    just google, there are some websites and you can choose one

    @shanyin said:
    I would like to seperate myself from my family.

    you can seperate yourself from anyone or anything by practising 'whenever thought related to someone or something' arise in your mind, be mindful of it and reminds the mind 'that is just a thought arose in 'my' mind, no need to involve in it'

    if you can do the above, you are practising 'Insight meditation' without knowing you are practising insight meditation

    you yourself can see the results after few days

    ***see, there are some grammer mistakes in this post. if you check my earlier posts in this forum you would see that i used to make more grammer mistakes before. i didn't hesitate to participate in discussion just because i can not express myself as a native speaker. no matter how hard i tried i wouldn't be able to express myself as a native because my native language is something else. instead, i am proud of myself that i can express myself to a foreigner using his/her language

    lobsterShoshin
  • shanyinshanyin Novice Yogin Sault Ontario Veteran

    Can anyone offer more down to earth advice on getting away from my family? I call them sometimes for company. Then I call them if I need things.

  • ToshTosh Veteran
    edited July 2017

    @Traveller said:
    Schizophrenia is more than likely an umbrella term for several different conditions that have similar symptoms. My schizophrenia is probably not genetic for instance but is caused by damage to my nervous system by street drugs. Most of the time I show no symptoms but I know pelnty of people on medication who do. Anyway I don't particularly care any more what the causes are if I hadn't have gone mad I wouldn't have the Dhamma.

    I once tried to help a guy in A.A. who had what he called 'crack paranoia'. He always felt like he was being followed by drug dealers, who he had passed on information to the police about.

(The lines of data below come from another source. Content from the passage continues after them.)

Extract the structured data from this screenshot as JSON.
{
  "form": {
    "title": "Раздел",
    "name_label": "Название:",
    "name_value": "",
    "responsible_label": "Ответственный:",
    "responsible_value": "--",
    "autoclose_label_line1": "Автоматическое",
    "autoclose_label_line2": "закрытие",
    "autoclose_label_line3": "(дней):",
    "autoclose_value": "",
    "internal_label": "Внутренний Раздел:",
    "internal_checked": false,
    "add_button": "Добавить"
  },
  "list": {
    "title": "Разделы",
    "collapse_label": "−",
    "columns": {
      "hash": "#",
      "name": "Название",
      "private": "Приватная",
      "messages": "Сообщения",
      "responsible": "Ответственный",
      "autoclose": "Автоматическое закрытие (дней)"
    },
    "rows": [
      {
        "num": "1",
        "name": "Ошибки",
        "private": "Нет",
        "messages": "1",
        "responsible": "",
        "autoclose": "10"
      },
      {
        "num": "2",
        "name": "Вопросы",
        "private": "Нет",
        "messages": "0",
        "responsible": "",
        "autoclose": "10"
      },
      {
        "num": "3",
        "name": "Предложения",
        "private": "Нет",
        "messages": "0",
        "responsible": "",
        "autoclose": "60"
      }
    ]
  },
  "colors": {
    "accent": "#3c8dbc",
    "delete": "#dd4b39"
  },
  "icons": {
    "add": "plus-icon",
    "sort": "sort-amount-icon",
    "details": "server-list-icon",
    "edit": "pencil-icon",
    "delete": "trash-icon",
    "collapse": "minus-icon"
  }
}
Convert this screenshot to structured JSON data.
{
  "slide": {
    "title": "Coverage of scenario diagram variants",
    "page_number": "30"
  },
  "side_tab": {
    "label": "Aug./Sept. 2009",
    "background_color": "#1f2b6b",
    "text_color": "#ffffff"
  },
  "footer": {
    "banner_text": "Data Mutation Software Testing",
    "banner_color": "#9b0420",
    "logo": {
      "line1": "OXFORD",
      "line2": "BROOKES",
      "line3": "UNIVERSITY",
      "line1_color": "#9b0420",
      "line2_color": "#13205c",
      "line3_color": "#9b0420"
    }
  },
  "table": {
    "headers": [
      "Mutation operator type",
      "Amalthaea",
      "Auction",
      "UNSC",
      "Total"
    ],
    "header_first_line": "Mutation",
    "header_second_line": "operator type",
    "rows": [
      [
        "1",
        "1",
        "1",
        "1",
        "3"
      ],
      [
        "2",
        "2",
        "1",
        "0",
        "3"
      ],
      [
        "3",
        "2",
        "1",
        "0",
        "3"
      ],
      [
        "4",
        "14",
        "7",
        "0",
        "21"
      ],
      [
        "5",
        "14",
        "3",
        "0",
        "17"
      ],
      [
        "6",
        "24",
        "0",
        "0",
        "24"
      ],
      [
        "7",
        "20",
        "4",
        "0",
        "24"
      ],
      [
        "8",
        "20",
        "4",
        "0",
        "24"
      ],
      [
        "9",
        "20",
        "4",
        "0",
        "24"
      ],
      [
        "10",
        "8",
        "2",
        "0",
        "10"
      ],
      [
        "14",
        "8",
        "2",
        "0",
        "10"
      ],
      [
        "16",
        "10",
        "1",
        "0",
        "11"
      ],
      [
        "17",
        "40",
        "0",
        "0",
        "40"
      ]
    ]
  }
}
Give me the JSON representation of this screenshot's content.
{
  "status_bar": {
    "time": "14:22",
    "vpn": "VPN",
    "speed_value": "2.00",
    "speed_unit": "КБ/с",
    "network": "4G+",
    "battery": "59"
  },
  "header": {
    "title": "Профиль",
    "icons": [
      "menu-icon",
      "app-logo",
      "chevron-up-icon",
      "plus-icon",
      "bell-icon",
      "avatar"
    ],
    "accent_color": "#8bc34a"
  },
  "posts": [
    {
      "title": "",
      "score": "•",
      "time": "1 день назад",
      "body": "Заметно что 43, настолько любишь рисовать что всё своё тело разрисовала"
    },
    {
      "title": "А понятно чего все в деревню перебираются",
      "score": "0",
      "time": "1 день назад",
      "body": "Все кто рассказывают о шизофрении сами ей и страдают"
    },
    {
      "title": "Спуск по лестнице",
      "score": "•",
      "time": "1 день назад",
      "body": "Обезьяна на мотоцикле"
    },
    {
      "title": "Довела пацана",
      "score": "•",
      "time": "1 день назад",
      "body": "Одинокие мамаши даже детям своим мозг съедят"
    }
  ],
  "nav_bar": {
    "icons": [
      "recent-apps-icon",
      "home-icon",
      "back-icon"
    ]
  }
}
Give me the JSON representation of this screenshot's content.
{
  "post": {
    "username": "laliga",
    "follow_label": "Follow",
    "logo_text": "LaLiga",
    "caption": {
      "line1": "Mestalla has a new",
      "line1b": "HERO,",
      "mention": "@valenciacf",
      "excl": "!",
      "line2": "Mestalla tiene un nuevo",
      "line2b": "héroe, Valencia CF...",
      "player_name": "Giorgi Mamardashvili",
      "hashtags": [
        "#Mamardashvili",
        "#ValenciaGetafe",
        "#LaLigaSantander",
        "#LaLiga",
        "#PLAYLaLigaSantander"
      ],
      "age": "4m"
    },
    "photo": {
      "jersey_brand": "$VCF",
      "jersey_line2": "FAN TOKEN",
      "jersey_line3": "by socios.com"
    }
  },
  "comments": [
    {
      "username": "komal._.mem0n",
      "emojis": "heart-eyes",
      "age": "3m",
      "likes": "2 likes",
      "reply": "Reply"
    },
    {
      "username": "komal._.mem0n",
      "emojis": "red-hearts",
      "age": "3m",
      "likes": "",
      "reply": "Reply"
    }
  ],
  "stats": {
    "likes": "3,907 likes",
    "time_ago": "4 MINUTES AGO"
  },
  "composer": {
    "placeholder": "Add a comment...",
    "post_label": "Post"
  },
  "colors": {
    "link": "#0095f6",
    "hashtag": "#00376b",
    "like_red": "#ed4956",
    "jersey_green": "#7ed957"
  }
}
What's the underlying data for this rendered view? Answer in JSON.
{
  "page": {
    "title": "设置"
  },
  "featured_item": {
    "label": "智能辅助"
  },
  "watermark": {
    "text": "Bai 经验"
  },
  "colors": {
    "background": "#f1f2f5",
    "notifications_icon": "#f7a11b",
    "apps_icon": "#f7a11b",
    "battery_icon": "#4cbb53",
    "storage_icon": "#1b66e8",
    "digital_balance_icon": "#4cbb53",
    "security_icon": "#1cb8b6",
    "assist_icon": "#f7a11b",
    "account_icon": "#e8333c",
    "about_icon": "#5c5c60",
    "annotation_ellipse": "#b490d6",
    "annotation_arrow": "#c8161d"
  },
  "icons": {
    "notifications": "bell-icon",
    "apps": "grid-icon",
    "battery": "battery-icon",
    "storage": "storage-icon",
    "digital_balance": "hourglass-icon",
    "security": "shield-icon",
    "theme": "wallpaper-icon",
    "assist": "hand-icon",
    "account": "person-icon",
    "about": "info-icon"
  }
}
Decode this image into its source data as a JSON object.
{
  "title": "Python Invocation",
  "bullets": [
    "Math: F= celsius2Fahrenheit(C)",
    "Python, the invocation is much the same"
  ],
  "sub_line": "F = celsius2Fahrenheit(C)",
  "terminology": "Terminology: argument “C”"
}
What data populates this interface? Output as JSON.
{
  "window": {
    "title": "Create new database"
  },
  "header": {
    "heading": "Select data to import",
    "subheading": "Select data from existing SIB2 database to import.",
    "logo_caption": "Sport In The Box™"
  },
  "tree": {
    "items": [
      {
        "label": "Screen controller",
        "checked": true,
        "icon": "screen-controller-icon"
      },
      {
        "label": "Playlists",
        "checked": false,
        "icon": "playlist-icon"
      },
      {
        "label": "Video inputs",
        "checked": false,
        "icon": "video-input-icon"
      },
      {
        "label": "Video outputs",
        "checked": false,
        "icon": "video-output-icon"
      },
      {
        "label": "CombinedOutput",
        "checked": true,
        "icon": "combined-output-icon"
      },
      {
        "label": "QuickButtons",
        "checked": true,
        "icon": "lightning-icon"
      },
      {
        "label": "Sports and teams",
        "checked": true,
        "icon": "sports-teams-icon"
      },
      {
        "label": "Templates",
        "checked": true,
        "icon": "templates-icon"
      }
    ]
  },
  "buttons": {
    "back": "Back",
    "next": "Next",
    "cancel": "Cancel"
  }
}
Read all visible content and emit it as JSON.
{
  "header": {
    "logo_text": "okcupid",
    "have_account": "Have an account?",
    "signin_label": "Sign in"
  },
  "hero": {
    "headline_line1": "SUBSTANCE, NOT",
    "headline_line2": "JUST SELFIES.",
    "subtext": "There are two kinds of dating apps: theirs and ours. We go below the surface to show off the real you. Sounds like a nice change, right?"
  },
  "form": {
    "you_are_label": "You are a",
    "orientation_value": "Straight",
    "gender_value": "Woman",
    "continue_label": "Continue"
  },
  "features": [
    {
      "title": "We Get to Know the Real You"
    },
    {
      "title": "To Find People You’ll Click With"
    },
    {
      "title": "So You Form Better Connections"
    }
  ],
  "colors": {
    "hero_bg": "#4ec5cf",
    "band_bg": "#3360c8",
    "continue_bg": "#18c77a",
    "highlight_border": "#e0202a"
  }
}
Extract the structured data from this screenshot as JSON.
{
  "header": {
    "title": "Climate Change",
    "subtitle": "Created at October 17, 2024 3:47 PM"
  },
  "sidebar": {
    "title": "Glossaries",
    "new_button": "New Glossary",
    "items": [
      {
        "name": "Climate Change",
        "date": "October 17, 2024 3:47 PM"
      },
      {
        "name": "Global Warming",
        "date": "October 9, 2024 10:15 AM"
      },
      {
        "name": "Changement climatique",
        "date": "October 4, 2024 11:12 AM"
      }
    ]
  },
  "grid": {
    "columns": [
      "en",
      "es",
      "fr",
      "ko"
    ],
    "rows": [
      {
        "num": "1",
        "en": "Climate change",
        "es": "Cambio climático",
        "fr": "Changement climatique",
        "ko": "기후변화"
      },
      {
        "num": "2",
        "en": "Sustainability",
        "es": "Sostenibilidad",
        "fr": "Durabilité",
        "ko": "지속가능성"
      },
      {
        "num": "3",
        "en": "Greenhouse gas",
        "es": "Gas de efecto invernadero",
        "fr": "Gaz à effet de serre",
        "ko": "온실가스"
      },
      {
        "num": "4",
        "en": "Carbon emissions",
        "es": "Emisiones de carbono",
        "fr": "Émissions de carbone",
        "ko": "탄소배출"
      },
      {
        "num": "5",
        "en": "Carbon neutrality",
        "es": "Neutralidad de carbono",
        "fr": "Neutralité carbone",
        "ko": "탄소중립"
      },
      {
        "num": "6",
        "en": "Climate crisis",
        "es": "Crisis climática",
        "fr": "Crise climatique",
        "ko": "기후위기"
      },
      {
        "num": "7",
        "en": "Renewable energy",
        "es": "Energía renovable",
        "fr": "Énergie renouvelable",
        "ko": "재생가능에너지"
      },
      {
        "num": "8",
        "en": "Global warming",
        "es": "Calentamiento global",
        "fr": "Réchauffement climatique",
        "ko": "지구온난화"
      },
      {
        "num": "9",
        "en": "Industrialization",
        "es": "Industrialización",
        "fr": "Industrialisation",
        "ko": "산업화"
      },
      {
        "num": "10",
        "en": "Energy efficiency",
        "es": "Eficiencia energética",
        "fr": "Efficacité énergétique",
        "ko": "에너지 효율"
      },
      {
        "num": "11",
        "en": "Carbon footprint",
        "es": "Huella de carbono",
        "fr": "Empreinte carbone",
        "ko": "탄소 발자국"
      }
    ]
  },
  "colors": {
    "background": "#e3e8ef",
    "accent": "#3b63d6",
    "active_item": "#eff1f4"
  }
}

    Not understanding, I tried reasoning with him; he lived in a different city, hundreds of miles from where these drug dealers were. And a decade had passed.

    But no, he always felt like he was being followed, watched and about to be attacked. He kept on relapsing on the booze, which took him to the drugs.

    I think he's probably dead now.

    Well done on your own recovery.

  • federicafederica Seeker of the clear blue sky... Its better to remain silent and be thought a fool, than to speak out and remove all doubt Moderator

    No. We don't know you, we don't know your family and we actually don't know whether your wish is either wise or foolish. So, no.
    I suggest you speak with someone qualified.

    And if everyone is telling you the same thing, maybe they have a point.

This discussion has been closed.